|Status||Research Associate in the ARC connected to IFoA funded project|
Modelling, measurement and management of longevity risk. Morbidity risk modelling. Stochastic short rate and mortality models. Longevity securitization. Actuarial and financial pricing.
It is important to model development and changes in morbidity risk accurately due to its direct impact on health and social care. Our aim is to identify morbidity inequalities and trends of all cancer incidence in addition to incidence of more common cancers at different ages in different regions of England since 1981. We consider a Bayesian hierarchical model to take into account statistical uncertainty, and employ generalised linear model structures to estimate cancer morbidity rates at various age, year, gender, and region levels. Several models are assessed in a systematic way and best fitted models are determined using a Bayesian variable selection procedure based on marginal likelihood and Deviance Information Criterion. Morbidity inequalities across regions, measured as relative and absolute differences between the highest and lowest age-standardised fitted incidence rates, are assessed.
In this study we investigate pension buy-out price for a hypothetical pension scheme using jump diffusion models. Whilst the pricing model is based on a continuous time setting, a dependence assumption is considered where mortality rates (risk) can influence the financial market. The dependence assumption is imposed in two different ways. Numerical illustrations are presented to show the applicability of the model with various scenarios based on Monte Carlo simulations. We also provide a sensitivity analysis for different levels of parameter values.
Pension buy-out is a special financial asset issued to offload the pension liabilities holistically in exchange for an upfront premium. In this paper, we concentrate on the pricing of pension buy-outs under dependence between interest and mortality rates risks with an explicit correlation structure in a continuous time framework. Change of measure technique is invoked to simplify the valuation. We also present how to obtain the buy-out price for a hypothetical benefit pension scheme using stochastic models to govern the dynamics of interest and mortality rates. Besides employing a non-mean reverting specification of the Ornstein–Uhlenbeck process and a continuous version of Lee–Carter setting for modeling mortality rates, we prefer Vasicek and Cox–Ingersoll–Ross models for short rates. We provide numerical results under various scenarios along with the confidence intervals using Monte Carlo simulations.
Pension buy-ins and buy-outs have become an important aspect of managing pension risk in recent years. As a step toward understanding these pension de-risking instruments, we develop models for pricing investment risk and longevity risk embedded in pension buy-ins and buy-outs. We also bring a contingent-claims framework to price credit risk of buy-in bulk annuities. Overall, our model can be used to assess the pricing of investment, longevity, and credit risks being transferred in pension buy-in and buy-out transactions.
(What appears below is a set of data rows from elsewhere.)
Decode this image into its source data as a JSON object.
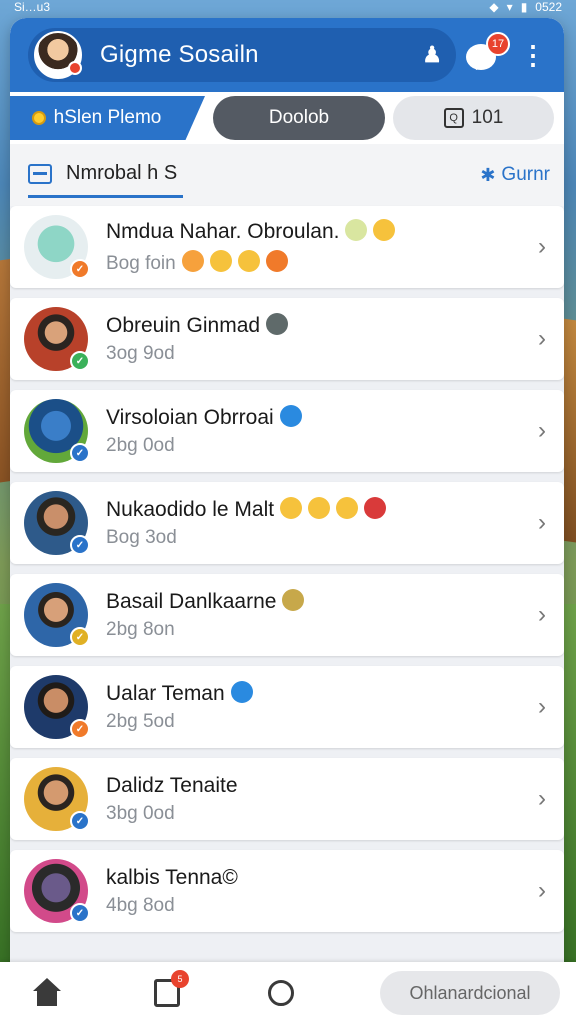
{
  "status_bar": {
    "left": "Si…u3",
    "time": "0522"
  },
  "header": {
    "title": "Gigme Sosailn",
    "friends_icon": "person-icon",
    "chat_badge": "17",
    "menu_icon": "kebab-icon"
  },
  "tabs": [
    {
      "label": "hSlen Plemo"
    },
    {
      "label": "Doolob"
    },
    {
      "label": "101"
    }
  ],
  "filter": {
    "label": "Nmrobal  h S",
    "right_label": "Gurnr"
  },
  "friends": [
    {
      "name": "Nmdua Nahar. Obroulan.",
      "sub": "Bog foin",
      "badge_color": "#f07a2a",
      "avatar_bg": "radial-gradient(circle at 50% 45%, #8ed6c6 0 38%, #e6eef0 39%)",
      "emojis": [
        "#d9e6a0",
        "#f6c23c"
      ],
      "sub_emojis": [
        "#f6a13c",
        "#f6c23c",
        "#f6c23c",
        "#f07a2a"
      ]
    },
    {
      "name": "Obreuin Ginmad",
      "sub": "3og 9od",
      "badge_color": "#3bb15a",
      "avatar_bg": "radial-gradient(circle at 50% 40%, #d9a27a 0 22%, #2a2420 23% 36%, #b8412a 37%)",
      "emojis": [
        "#5f6a6a"
      ],
      "sub_emojis": []
    },
    {
      "name": "Virsoloian Obrroai",
      "sub": "2bg 0od",
      "badge_color": "#2a73c9",
      "avatar_bg": "radial-gradient(circle at 50% 42%, #3a7ec8 0 30%, #1b4f88 31% 55%, #62a83a 56%)",
      "emojis": [
        "#2a8ae0"
      ],
      "sub_emojis": []
    },
    {
      "name": "Nukaodido le Malt",
      "sub": "Bog 3od",
      "badge_color": "#2a73c9",
      "avatar_bg": "radial-gradient(circle at 50% 40%, #c98f6a 0 24%, #2a2620 25% 38%, #2e5a8a 39%)",
      "emojis": [
        "#f6c23c",
        "#f6c23c",
        "#f6c23c",
        "#d93a3a"
      ],
      "sub_emojis": []
    },
    {
      "name": "Basail Danlkaarne",
      "sub": "2bg 8on",
      "badge_color": "#e0b024",
      "avatar_bg": "radial-gradient(circle at 50% 42%, #d7a079 0 24%, #2a241e 25% 36%, #2e66a8 37%)",
      "emojis": [
        "#c7a84a"
      ],
      "sub_emojis": []
    },
    {
      "name": "Ualar Teman",
      "sub": "2bg 5od",
      "badge_color": "#f07a2a",
      "avatar_bg": "radial-gradient(circle at 50% 40%, #c98d66 0 24%, #1f1b18 25% 36%, #1e3a6a 37%)",
      "emojis": [
        "#2a8ae0"
      ],
      "sub_emojis": []
    },
    {
      "name": "Dalidz Tenaite",
      "sub": "3bg 0od",
      "badge_color": "#2a73c9",
      "avatar_bg": "radial-gradient(circle at 50% 40%, #d49a6f 0 24%, #2a2420 25% 36%, #e6b03a 37%)",
      "emojis": [],
      "sub_emojis": []
    },
    {
      "name": "kalbis Tenna©",
      "sub": "4bg 8od",
      "badge_color": "#2a73c9",
      "avatar_bg": "radial-gradient(circle at 50% 45%, #6a5a8a 0 30%, #2a2a2a 31% 50%, #d24a8a 51%)",
      "emojis": [],
      "sub_emojis": []
    }
  ],
  "bottom_nav": {
    "doc_badge": "5",
    "button_label": "Ohlanardcional"
  },
  "colors": {
    "primary": "#2a73c9",
    "badge": "#e8432e"
  }
}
In this paper we consider different models for Turkish male mortality data. We fit the Lee-Carter model, Poisson log-bilinear model and two-factor model of Cairns, Blake and Dowd to the Turkish data. We compare these three models and price the future annuities using underlying models. We also analyse the effect of different mortality models on future annuity prices by calculating the commonly used risk measures. It turns out that two-factor model of Cairns, Blake and Dowd fits the Turkish male mortality better and produces more reasonable results.
In this study risks of an investor, that has a position in IMKB-100 return index, have been analyzed by using two different methods of extreme value theory: block maxima method and peaks over threshold method. Value at Risk, expected shortfall and return level are calculated to measure financial risks for different percentages.
Some emerging markets have been modelled by extreme value theorem and financial risks are evaluated by using value–at-risk and expected shortfall. Risk measurement enables to evaluate potential risks and effects of these risks in financial markets. Financial risks of an investor who has a position on stock indices in the emerging markets such as Turkey, Poland and Chile have been analyzed and risk measures are compared for different confidence levels.
In this study a bond which is written on Turkish longevity risk has been priced. Whilst small variations of mortality improvements are modelled using random walk model with drift, rare longevity cases are modelled by extreme value theory. The payoff of this bond is expressed as put option spreads, and risk cubic method is carried out for pricing.